- Competition builds skills, highlights research contributions
- Participants judged on three-minute presentation for lay audience
- About 500 students compete
Doctoral student Matt Savoca talks trash — well enough that he's just earned a spot in a prestigious University of California competition for communicating graduate research.
Building skills, highlighting research
He is one of 500 participants who have built valuable skills over the course of the competition that also shines light on how graduate students are engaged in wide-ranging — and often game-changing — discovery in fields spanning hard sciences to humanities.
“It was an honor and overwhelming,” Savoca said about winning the Davis competition.
The Ph.D. candidate — who grew up on New York’s Staten Island near what was once the world's largest garbage dump — took the stage to the Lynyrd Skynyrd song "That Smell" and presented his research on why marine animals eat plastic garbage in the ocean.
Like others, he has worked hard to boil down years of study to explain the what and why of his research for a lay audience in three minutes, TED style.
The topics of other finalists’ presentations will range from renewable nanopower and climate change to long-term cancer survival and the cost of alcohol intoxication.
Bringing expertise into public sphere
UC President Janet Napolitano explained the benefits of the competition. “When scientists and scholars are able to communicate their research without jargon, it helps them connect with colleagues outside their field, get fellowships and land career opportunities,” she said. “But even more critically, it allows them to bring their expertise into the public sphere, where we all can benefit from their knowledge.”

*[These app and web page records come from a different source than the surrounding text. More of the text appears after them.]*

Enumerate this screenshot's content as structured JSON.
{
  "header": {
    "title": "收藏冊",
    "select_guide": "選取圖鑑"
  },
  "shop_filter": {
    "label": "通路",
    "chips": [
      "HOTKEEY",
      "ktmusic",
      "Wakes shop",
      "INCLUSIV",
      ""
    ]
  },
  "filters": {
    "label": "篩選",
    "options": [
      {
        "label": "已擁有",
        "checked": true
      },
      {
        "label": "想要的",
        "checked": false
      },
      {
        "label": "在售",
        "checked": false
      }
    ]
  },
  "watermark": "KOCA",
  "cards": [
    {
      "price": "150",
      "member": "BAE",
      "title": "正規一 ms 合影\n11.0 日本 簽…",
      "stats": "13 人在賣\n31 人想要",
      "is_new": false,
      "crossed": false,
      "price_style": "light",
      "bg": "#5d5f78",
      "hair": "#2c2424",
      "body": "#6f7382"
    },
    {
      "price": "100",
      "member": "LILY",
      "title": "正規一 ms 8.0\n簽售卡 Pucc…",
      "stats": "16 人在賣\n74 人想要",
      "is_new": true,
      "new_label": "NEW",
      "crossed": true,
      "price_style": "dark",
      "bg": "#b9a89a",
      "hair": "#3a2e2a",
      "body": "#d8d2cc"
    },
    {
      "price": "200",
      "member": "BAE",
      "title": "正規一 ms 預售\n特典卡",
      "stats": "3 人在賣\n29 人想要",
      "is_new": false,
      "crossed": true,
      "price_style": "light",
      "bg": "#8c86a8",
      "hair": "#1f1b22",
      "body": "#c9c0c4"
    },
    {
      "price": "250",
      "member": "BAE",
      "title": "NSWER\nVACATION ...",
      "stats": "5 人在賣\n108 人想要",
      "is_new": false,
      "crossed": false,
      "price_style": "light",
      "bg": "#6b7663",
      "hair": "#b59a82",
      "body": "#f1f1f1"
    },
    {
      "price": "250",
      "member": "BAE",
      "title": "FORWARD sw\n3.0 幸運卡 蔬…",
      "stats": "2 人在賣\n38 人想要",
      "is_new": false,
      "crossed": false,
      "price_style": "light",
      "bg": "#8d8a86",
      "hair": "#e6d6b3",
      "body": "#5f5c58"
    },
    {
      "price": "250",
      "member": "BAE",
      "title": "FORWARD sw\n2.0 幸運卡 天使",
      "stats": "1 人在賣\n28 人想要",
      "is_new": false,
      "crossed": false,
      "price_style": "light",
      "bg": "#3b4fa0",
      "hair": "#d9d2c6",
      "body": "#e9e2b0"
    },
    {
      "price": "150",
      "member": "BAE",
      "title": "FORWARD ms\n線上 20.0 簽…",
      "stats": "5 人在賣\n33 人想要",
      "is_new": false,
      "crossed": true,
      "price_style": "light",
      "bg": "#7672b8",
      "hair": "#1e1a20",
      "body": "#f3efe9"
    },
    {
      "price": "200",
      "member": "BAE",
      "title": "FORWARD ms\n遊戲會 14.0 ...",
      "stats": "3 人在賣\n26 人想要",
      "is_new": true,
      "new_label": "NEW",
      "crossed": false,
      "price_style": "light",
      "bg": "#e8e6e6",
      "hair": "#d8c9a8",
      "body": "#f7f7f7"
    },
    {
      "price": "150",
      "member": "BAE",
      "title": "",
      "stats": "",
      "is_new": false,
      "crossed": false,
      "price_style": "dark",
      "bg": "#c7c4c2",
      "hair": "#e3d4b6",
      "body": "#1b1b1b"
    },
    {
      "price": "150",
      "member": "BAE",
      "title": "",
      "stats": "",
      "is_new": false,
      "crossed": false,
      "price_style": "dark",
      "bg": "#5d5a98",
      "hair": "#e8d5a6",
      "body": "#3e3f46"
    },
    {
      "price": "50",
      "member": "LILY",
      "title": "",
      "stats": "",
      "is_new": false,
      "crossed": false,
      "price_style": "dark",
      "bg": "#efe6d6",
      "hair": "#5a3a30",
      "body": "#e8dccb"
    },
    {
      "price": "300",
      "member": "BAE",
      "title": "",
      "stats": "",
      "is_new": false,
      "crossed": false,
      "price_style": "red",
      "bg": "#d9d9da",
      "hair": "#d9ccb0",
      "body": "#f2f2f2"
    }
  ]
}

Napolitano will emcee the Grad Slam finale, to be judged by a panel representing leaders from industry, media and government. Winners will share in $10,000 in prize money.
The competition, hosted at the offices of LinkedIn, will be part of a daylong Workforce of the Future Summit, held in partnership with UC and the Bay Area Council. The day will also feature a panel discussion by UC, government and industry leaders on the role of the research university in cultivating the landscape of jobs and opportunity.
Julia Ann Easley and Nicole Freeling